Test your knowledge

Test Your Knowledge of Professional Ethics

P eriodically, the Journal publishes ethics questions raised by American Institute of CPAs members. This set deals with ET section 500, "Other Responsibilities and Practices," of AICPA Professional Standards .*


  1. May a member's firm include its name on a tax newsletter if it was not prepared by the firm?
     Yes  No

  2. Two members, A and B, are sole proprietors and would like to work together on a client engagement. Although A and B have not legally formed a partnership, they would like to use a joint letterhead ("A & B, CPAs") in connection with the engagement. Is this permissible under the Code of Professional Conduct?
     Yes  No

  3. A member is not an owner of a firm but shares in its profits and has overall responsibility for certain client accounts. The member has been promised a partnership interest in the firm in the near future. Would it be proper to include the member's name on the firm's letterhead under the caption "Partners"?
     Yes  No

  4. A CPA firm's marketing brochure, prepared by an outside agency, includes the following statement: "When it comes to taxes, no other firm has the knowledge and experience of XY&Z, CPAs." Would this statement be in violation of Rule 502-Advertising and Solicitation?
     Yes  No

  5. A member terminates his or her relationship with a firm and establishes a practice as a sole proprietor. May the member solicit clients of the former firm?
     Yes  No

  6. In an ad in the yellow pages, a member refers to himself or herself as a "tax expert." Is this permissible under the Code of Professional Conduct?
     Yes  No


  1. Yes, provided reasonable measures are taken to ensure the information contained within the publication is not false, misleading or deceptive.

  2. No. Use of the letterhead would be considered misleading because a true partnership does not exist.

  3. No. Until the member is legally a partner, it would be misleading to so include the member's name.

  4. Probably. Such a representation would be considered false or misleading if there is no practical way to substantiate the statement.

  5. Yes, provided the member does not solicit clients in a false, misleading, deceptive or harassing manner.

  6. Possibly. The use of such a designation is permissible provided the member can demonstrate he or she has expertise in the tax area as a result of education, training, experience, etc.
*This quiz is based on the AICPA ethics staff's responses to member inquiries. It is not a professional ethics executive committee pronouncement nor does it purport to set forth an official AICPA position. In addition, the Qs & As do not address the requirements of other regulatory bodies, such as state boards and the SEC, whose positions may differ from those of the AICPA.

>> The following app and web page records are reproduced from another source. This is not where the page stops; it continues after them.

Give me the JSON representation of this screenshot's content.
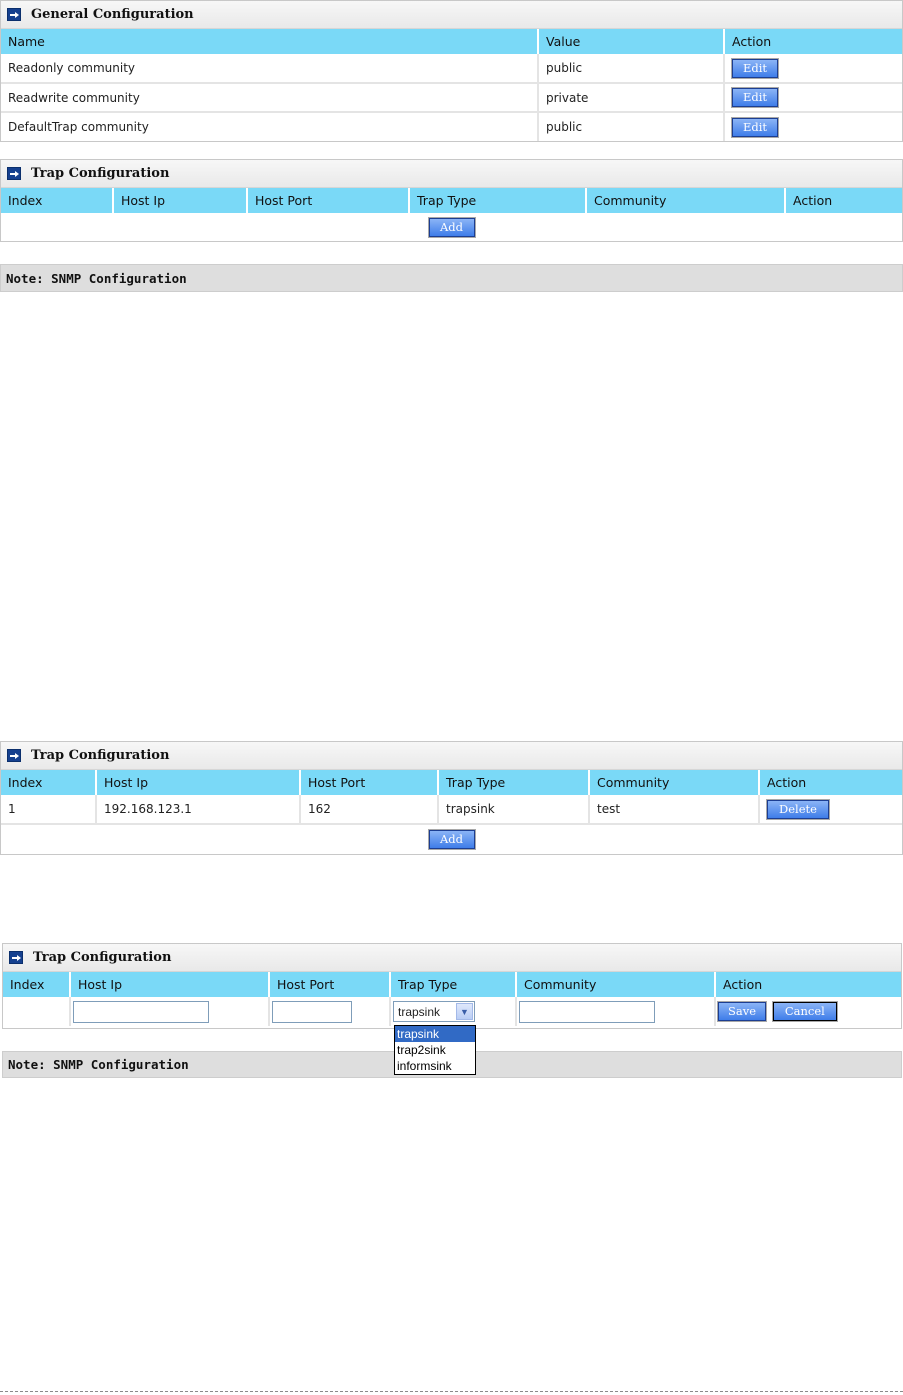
{
  "general": {
    "title": "General Configuration",
    "headers": [
      "Name",
      "Value",
      "Action"
    ],
    "rows": [
      {
        "name": "Readonly community",
        "value": "public",
        "action": "Edit"
      },
      {
        "name": "Readwrite community",
        "value": "private",
        "action": "Edit"
      },
      {
        "name": "DefaultTrap community",
        "value": "public",
        "action": "Edit"
      }
    ]
  },
  "trap1": {
    "title": "Trap Configuration",
    "headers": [
      "Index",
      "Host Ip",
      "Host Port",
      "Trap Type",
      "Community",
      "Action"
    ],
    "add_label": "Add"
  },
  "note1": {
    "text": "Note: SNMP Configuration"
  },
  "trap2": {
    "title": "Trap Configuration",
    "headers": [
      "Index",
      "Host Ip",
      "Host Port",
      "Trap Type",
      "Community",
      "Action"
    ],
    "rows": [
      {
        "index": "1",
        "host_ip": "192.168.123.1",
        "host_port": "162",
        "trap_type": "trapsink",
        "community": "test",
        "action": "Delete"
      }
    ],
    "add_label": "Add"
  },
  "trap3": {
    "title": "Trap Configuration",
    "headers": [
      "Index",
      "Host Ip",
      "Host Port",
      "Trap Type",
      "Community",
      "Action"
    ],
    "host_ip_value": "",
    "host_port_value": "",
    "community_value": "",
    "trap_type_selected": "trapsink",
    "trap_type_options": [
      "trapsink",
      "trap2sink",
      "informsink"
    ],
    "save_label": "Save",
    "cancel_label": "Cancel"
  },
  "note2": {
    "text": "Note: SNMP Configuration"
  },
  "colors": {
    "header_bg": "#7ad9f7",
    "button_blue": "#3f7de9",
    "selected_option": "#316ac5"
  }
}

Edited by Lisa A. Snyder, technical manager, in the AICPA professional ethics division.


Year-end tax planning and what’s new for 2016

Practitioners need to consider several tax planning opportunities to review with their clients before the end of the year. This report offers strategies for individuals and businesses, as well as recent federal tax law changes affecting this year’s tax returns.

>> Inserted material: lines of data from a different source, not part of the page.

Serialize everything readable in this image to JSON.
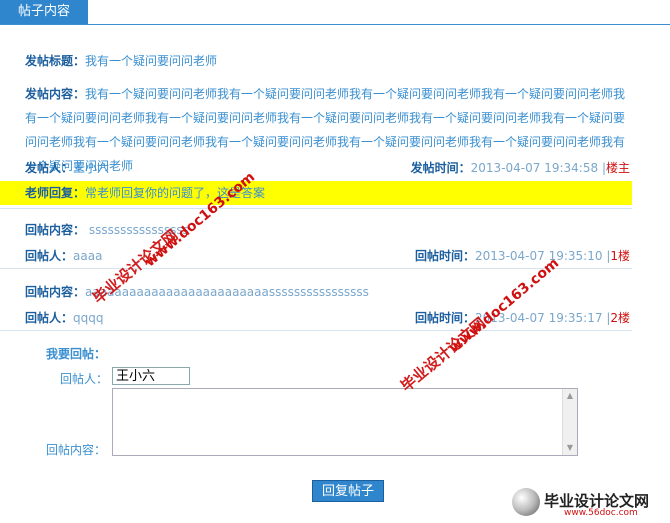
{
  "tab": {
    "label": "帖子内容"
  },
  "post": {
    "title_label": "发帖标题：",
    "title_value": "我有一个疑问要问问老师",
    "content_label": "发帖内容：",
    "content_value": "我有一个疑问要问问老师我有一个疑问要问问老师我有一个疑问要问问老师我有一个疑问要问问老师我有一个疑问要问问老师我有一个疑问要问问老师我有一个疑问要问问老师我有一个疑问要问问老师我有一个疑问要问问老师我有一个疑问要问问老师我有一个疑问要问问老师我有一个疑问要问问老师我有一个疑问要问问老师我有一个疑问要问问老师",
    "author_label": "发帖人：",
    "author_value": "王小六",
    "time_label": "发帖时间：",
    "time_value": "2013-04-07 19:34:58",
    "sep": "|",
    "floor": "楼主",
    "teacher_label": "老师回复：",
    "teacher_value": "常老师回复你的问题了，这是答案"
  },
  "replies": [
    {
      "content_label": "回帖内容：",
      "content_value": "ssssssssssssssss",
      "author_label": "回帖人：",
      "author_value": "aaaa",
      "time_label": "回帖时间：",
      "time_value": "2013-04-07 19:35:10",
      "sep": "|",
      "floor": "1楼"
    },
    {
      "content_label": "回帖内容：",
      "content_value": "aaaaaaaaaaaaaaaaaaaaaaaaassssssssssssssss",
      "author_label": "回帖人：",
      "author_value": "qqqq",
      "time_label": "回帖时间：",
      "time_value": "2013-04-07 19:35:17",
      "sep": "|",
      "floor": "2楼"
    }
  ],
  "form": {
    "heading": "我要回帖：",
    "author_label": "回帖人：",
    "author_value": "王小六",
    "content_label": "回帖内容：",
    "submit_label": "回复帖子"
  },
  "watermarks": {
    "a_cn": "毕业设计论文网",
    "a_url": "www.doc163.com",
    "logo_cn": "毕业设计论文网",
    "logo_url": "www.56doc.com"
  }
}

News quiz: Retirement planning, tax practice, and fraud risk

Recent reports focused on a survey that gauges the worries about retirement among CPA financial planners’ clients, a suit that affects tax practitioners, and a guide that offers advice on fraud risk. See how much you know with this short quiz.

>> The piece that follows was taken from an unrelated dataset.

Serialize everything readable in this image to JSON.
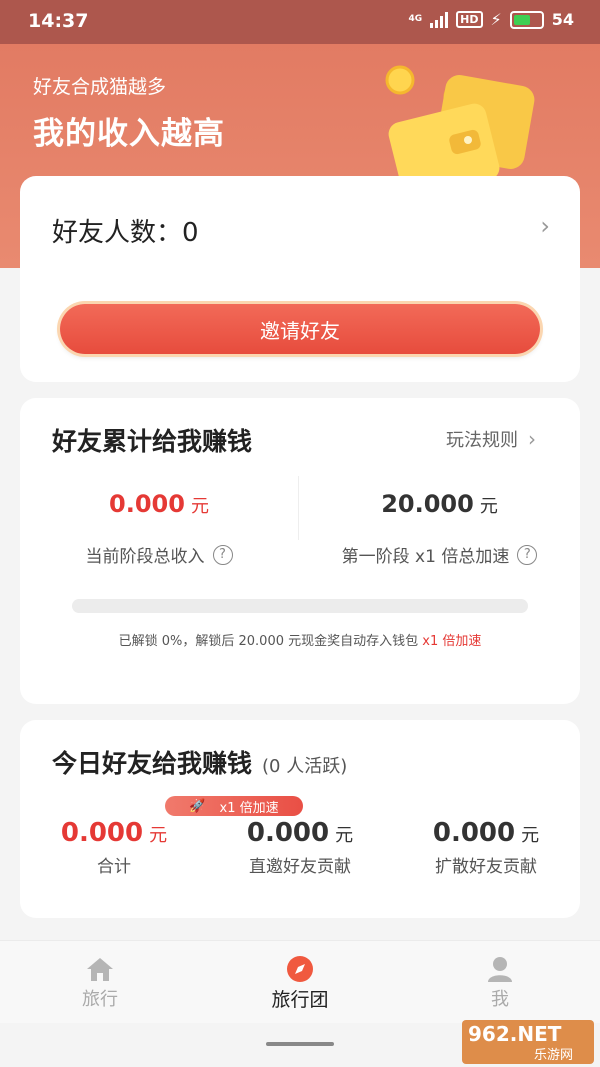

Bolster your data defenses

As you weather the dog days of summer, it’s a good time to make sure your cybersecurity structure can stand up to the heat of external and internal threats. Here are six steps to help shore up your systems.